Alexis Allen

There is a point where the words don't quite freeze in your throat, but they sputter and lurch and come out foul, like I have aged and rusted and can no longer even start without paying a tax. Nothing is wrong, aside from everything. Just the usual, portents and nightmares on the news, the Earth turning on us, the depravity of desperate men, the invisible plague. In the beginning, I was useful, because I had words that gave comfort, and words that gave form. When did the beginning end? I'm not sure.

As someone who spent much of her life seeking out history as recreation, the experience of living it is as bad as I thought. I didn't realize how surreal it would be. I dreamt last night of having a conversation with my boss, where I asked him: "what is the kind of problem that I would be best at solving?" He didn't answer, though, largely because I was stunned by the question. I put the dream on pause, I think. He continued to gaze at me, real, placid, while I admired the hell out of that problem: the asking, the ambiguity of an unknown answer. Who would ask themselves what they're for? Did I think I'd know? Hindus say that a person is but an eye watching an eye.

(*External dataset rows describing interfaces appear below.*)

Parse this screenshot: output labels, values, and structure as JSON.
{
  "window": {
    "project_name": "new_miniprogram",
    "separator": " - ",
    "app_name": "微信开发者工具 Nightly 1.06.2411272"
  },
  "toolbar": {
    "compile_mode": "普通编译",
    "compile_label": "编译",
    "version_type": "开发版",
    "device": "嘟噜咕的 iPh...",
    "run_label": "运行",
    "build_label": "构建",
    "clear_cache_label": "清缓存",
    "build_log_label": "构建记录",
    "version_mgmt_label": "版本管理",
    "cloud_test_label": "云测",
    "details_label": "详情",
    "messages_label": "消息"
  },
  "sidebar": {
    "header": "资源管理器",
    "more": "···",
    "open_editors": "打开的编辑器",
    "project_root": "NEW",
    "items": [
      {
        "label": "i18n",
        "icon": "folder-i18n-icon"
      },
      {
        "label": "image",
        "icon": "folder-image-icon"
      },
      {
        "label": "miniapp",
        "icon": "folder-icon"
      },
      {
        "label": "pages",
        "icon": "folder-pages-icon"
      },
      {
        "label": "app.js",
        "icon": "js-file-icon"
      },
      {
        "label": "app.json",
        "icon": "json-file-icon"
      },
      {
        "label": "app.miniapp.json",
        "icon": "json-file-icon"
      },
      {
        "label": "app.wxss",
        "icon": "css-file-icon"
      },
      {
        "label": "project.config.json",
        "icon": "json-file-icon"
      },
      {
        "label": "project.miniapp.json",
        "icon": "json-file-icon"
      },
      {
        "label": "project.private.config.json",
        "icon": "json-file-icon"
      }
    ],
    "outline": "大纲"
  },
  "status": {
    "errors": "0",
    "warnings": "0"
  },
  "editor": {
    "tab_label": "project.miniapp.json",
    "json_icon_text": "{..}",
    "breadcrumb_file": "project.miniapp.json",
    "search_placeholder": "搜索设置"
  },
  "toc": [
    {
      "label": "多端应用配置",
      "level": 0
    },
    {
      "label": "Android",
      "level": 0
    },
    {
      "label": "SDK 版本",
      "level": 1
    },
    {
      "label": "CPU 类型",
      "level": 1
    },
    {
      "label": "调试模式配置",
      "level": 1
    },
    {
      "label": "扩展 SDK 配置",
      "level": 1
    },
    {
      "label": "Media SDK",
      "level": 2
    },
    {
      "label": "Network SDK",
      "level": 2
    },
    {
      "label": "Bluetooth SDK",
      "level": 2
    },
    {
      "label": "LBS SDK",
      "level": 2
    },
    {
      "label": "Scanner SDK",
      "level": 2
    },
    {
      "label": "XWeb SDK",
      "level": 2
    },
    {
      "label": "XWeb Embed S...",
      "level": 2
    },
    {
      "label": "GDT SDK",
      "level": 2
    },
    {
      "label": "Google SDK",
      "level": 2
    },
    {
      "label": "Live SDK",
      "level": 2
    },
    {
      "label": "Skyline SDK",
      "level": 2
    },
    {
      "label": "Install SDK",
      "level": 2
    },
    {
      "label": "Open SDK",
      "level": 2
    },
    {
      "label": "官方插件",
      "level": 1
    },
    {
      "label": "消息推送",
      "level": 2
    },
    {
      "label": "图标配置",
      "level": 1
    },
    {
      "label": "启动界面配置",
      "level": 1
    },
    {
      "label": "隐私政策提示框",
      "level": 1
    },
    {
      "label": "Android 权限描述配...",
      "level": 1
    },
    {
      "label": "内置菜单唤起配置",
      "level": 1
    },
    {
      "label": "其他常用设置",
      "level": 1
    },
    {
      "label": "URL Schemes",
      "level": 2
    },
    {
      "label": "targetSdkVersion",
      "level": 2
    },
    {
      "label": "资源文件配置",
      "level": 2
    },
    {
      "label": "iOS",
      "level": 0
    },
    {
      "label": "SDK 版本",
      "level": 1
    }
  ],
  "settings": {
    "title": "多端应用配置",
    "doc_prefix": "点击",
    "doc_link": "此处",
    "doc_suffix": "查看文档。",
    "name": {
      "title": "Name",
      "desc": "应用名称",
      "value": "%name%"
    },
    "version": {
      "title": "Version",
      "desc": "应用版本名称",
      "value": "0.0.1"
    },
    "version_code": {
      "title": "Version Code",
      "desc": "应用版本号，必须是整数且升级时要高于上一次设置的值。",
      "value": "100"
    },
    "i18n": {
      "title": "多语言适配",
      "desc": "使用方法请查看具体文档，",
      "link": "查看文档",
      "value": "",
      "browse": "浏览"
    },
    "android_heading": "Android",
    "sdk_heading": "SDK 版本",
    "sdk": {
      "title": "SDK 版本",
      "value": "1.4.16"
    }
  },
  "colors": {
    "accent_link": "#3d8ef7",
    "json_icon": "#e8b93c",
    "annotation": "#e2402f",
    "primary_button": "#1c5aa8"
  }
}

How long can you stay paused before the tape breaks. I daydream about the Grand Canyon, where I have never been. I imagine it is hot and blindingly bright, with strange birds and lizards instead of squirrels. I read that there are stones there formed before life existed on the earth. I dream about the hot sun on my arm resting on the open window of my driver's seat, the strange comfort of moving hot air (it's a dry heat, y'know) and boring road with insipid and often offensive billboards. Stopping at a campy "general store" full of plastic ram skulls and crappy t-shirts that say "Arizona" and knock off native textiles. Arriving at a soulless, carefully refrigerated hotel with an included cardboard breakfast buffet. Meeting a group of strangers in the lobby to venture like a pack of lemmings behind a tour guide who points out where something happened in 1903. Reading a plaque about what Teddy Roosevelt famously said, keeping a wary eye on the unmasked, a wary eye on the cliff's edge.

I'm just a hedgehog, standing in front of a hedgehog, wanting to be loved.

This is the life of Alexis Allen. Hello. © 2021, please get your god damned hands off me.